Whether he likes it or not, it’s March Madness or bust for new UTA coach Chris Ogden. Ellman Photo/UTP

The Dallas Mavericks had nothing to crow about this season and are waiting to find out if they will be awarded a franchise-changing draft pick for their trouble. Meanwhile, the Mavericks from the University of Texas-Arlington have already started their rebuilding process with wholesale changes, starting from the top.

The men’s basketball team from the nearby UT affiliate went 21-13 this season, including 13-2 at home. These Mavericks secured a championship spot in the Sun Belt conference tournament, falling to a hot-shooting Georgia State squad. The mid-major conference has a guaranteed bid to the NCAA tournament for the conference tournament champion, but its humble status means it will almost surely never receive an at-large bid for a second team, so UTA’s hope of a second-ever tourney appearance was dashed.

As the final seconds ticked away on UTA’s season, Head Coach Scott Cross likely knew that his time in Arlington was dwindling also. Cross played for the Mavericks as an undergraduate and served as an assistant coach before his promotion. He was a mere 31 years old when he started as head coach in 2006, and he has earned the title of winningest head coach in the basketball program’s 57-year history. Cross led the team to its only NCAA tournament appearance in school history, and he coached during two of the three National Invitation Tournament appearances the school has had.


Despite Cross’ accolades and success, he’d been job searching the previous year, knowing that UTA athletic director Jim Baker viewed a season without an NCAA tournament appearance as a failure. “Our expectations are to play in March, and we’re not hiding from that,” Baker said.

Cross was officially released from his alma mater on March 26. Less than two weeks later, UTA announced Chris Ogden as the team’s new head coach.

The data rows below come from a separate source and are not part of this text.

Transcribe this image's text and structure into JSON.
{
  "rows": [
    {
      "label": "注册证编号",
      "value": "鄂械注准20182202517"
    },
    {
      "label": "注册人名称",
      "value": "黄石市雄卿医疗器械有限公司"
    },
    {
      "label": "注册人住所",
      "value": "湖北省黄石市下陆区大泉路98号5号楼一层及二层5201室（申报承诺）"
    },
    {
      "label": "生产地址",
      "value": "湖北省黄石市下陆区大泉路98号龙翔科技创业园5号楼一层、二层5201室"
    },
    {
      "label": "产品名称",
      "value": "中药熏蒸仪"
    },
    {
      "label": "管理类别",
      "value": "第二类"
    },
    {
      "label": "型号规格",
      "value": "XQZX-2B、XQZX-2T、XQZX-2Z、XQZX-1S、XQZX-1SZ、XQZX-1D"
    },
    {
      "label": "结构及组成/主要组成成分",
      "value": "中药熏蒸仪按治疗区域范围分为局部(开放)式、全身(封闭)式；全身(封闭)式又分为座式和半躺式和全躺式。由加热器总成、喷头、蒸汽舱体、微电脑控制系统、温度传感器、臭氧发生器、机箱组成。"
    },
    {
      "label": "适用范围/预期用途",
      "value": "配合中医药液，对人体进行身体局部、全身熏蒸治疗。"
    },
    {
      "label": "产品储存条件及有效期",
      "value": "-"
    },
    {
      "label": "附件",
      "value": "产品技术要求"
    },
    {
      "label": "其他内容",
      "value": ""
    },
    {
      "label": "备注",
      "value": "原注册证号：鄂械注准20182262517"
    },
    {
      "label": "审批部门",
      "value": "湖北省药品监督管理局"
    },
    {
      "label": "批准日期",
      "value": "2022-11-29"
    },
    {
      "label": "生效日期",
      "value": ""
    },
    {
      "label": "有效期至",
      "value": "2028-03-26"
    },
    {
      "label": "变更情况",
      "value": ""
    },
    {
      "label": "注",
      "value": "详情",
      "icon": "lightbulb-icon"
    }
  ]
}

Ogden worked as the Texas Tech associate head coach for the past two years and is familiar to Baker when they were both at UT.

Fans and alumni made their anger apparent on social media, sounding off on their disappointment with the firing of Cross. Former University of New Mexico head coach and ESPN analyst Fran Fraschilla tweeted that Scott Cross “was 82-33 last 3 years at Texas-Arlington with wins at Ohio State, Texas, St. Mary’s, BYU twice. AD thought they should be better. LAST TIME I will ever step in that arena.”

Baker took the brunt of the criticism, having made it clear that fundraising and the success of the basketball program are what will eventually elevate the commuter campus to national recognition. “We’re going to continue to do it the right way,” he said, “but it’s about March. Look what it did to Loyola. Look what it did for the University of Maryland-Baltimore County. That’s what brings your university notoriety. That’s where we want to strive. They have stories [such as those] every year, so why can’t we? It happens, so why can’t that be UTA?”

Baker’s thirst for program prominence was surely born from his previous 20 years spent as the associate athletic director for events, operations, and sports programs at the University of Texas. He was hired by UTA in 2012, the same day the new 7,000-seat, $78-million College Park Center opened. Baker’s hiring and the opening of a stadium that seats more than double the team’s average attendance most likely led to the dismissal of Cross. Baker doesn’t seem to understand that Arlington is not Austin – if you build it, they still may not come. Attendance per game averaged approximately 700 when Cross took over as head coach. These past two seasons’ attendance has hovered around 2,800. These numbers aren’t staggering, but they’re in the top quarter of statistics for teams in the Sun Belt.

On the court, Cross was no drama, no flash, no infractions, just successful. His team motto, “Take the Stairs,” was emblematic of a lunch-pail leader. His salary of $200,000 annually made him a bargain. Ogden was making $220,000 as the associate head coach at Texas Tech. His salary as UTA’s head coach has not yet been released. Despite making less than a majority of major-conference assistants, Cross’ total budget in 2016-17 was $1.7 million, whereas Longhorn Head Coach Shaka Smart’s personal salary rang up to $3 million that same season and $3.1 million this year. Smart’s Longhorns have never made it past the opening tournament round, and Cross also bested Smart the last time the two tipped off.

Meanwhile, Cross retains a short commute from his residence in Mansfield, signing on as an assistant with TCU under Head Coach Jamie Dixon.

“I sat there for the last two years and watched what Coach Dixon and his staff did at TCU, and I was just in awe at what they accomplished,” Cross said. “I am excited that they believe in me to help them take that next step.”

Ogden is probably not a downgrade as a coach, but he takes over a difficult task. UTA has to battle for recruits with TCU and SMU, which have bigger budgets, better facilities, more name recognition, and football programs to drive revenue and general interest in athletics. The Mavericks had been successful under Cross, but it would be shocking to see the program flying significantly higher.